Saved data entries
---------------

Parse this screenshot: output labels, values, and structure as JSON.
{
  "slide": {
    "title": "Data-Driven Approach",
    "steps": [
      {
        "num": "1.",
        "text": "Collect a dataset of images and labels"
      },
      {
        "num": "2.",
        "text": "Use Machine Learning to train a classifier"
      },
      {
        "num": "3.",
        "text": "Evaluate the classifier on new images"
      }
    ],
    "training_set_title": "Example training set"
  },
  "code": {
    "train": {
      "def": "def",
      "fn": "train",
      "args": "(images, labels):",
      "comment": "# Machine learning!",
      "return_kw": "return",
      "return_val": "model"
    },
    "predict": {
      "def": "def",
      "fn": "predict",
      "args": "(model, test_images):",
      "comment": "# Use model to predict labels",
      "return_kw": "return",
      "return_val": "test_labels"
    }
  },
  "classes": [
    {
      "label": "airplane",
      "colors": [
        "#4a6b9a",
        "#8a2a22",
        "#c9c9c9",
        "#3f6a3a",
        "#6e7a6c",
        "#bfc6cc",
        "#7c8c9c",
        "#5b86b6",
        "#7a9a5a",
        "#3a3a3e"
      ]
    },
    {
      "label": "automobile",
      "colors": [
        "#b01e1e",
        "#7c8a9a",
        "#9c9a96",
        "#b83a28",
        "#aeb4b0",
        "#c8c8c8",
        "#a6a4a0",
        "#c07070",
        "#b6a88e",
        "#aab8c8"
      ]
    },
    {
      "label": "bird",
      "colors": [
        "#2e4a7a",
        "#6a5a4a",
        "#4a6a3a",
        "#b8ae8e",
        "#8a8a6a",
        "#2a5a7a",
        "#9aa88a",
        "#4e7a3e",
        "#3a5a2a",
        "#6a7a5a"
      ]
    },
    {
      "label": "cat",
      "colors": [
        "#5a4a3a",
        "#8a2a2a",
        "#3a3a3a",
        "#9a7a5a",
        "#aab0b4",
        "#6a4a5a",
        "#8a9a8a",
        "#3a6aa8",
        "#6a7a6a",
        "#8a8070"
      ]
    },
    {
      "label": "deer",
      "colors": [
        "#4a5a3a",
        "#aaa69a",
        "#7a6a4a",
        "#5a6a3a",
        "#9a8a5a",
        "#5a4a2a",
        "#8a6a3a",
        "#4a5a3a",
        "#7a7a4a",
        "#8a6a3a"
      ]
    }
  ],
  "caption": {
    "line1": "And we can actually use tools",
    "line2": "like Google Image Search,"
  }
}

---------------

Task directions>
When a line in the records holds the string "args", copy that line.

Answer area>
      "args": "(images, labels):",
      "args": "(model, test_images):",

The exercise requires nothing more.